GRUB 2 (sys-boot/grub) is the recommended choice of bootloader for UEFI setups, for the following reasons:
- GRUB has been widely used since the MBR days, and is still universally understood by the Gentoo community, making it easier to receive support if something goes wrong.
- Support for multiple kernels in /boot, in case you build a kernel and it panics, allowing you to fallback to your previous known-good kernel.
- Support for changing the command line on the fly, without rebuilding your kernel.
It is imperative that you install GRUB 2, which is in slot 2, instead of the version in slot 0 (commonly known as "GRUB Legacy"). Only GRUB 2 supports EFI booting.
grub-mkconfig -o /boot/grub/grub.cfg
Make sure your EFI system partition is mounted at /boot before running grub-install, because GRUB needs to copy some files to that partition. If you choose to mount your EFI partition elsewhere (/boot/efi is a common location), update your value for --efi-directory accordingly.
You may need to run grub2-install and grub2-mkconfig instead, if for some reason you've emerged it with USE="multislot".

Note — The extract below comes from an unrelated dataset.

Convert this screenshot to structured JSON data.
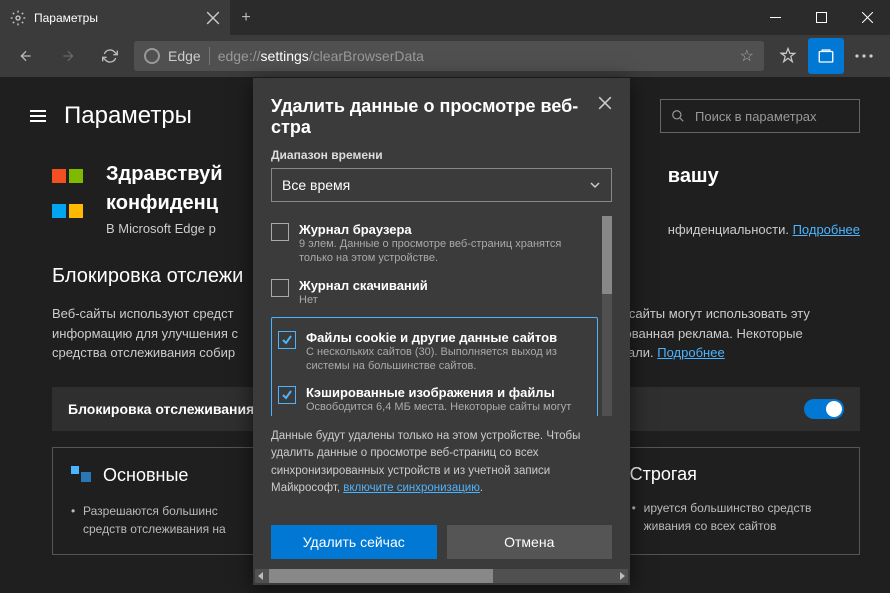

If all has gone well, grub-install will have already updated your NVRAM and placed itself into the boot order for you. You can check with efibootmgr:
BootCurrent: 0000 Timeout: 3 seconds BootOrder: 0000 Boot0000* Gentoo
If for some reason, grub-install has not updated your NVRAM, it is possible to do this yourself.
The -d argument specifies the disk that the boot loader is installed on (/dev/sda, for instance), and the -p argument specifies which partition. So, if your EFI system partition was /dev/sda1, you would use -d /dev/sda -p 1. See the manpage for efibootmgr for more information.
efibootmgr -c -d /dev/sda -p 1 -l \\EFI\\gentoo\\grubx64.efi -L "Gentoo Linux"
EFI Stub (advanced)
If for some reason you would prefer your motherboard to directly load your kernel (which is only really useful for embedded systems), it is possible.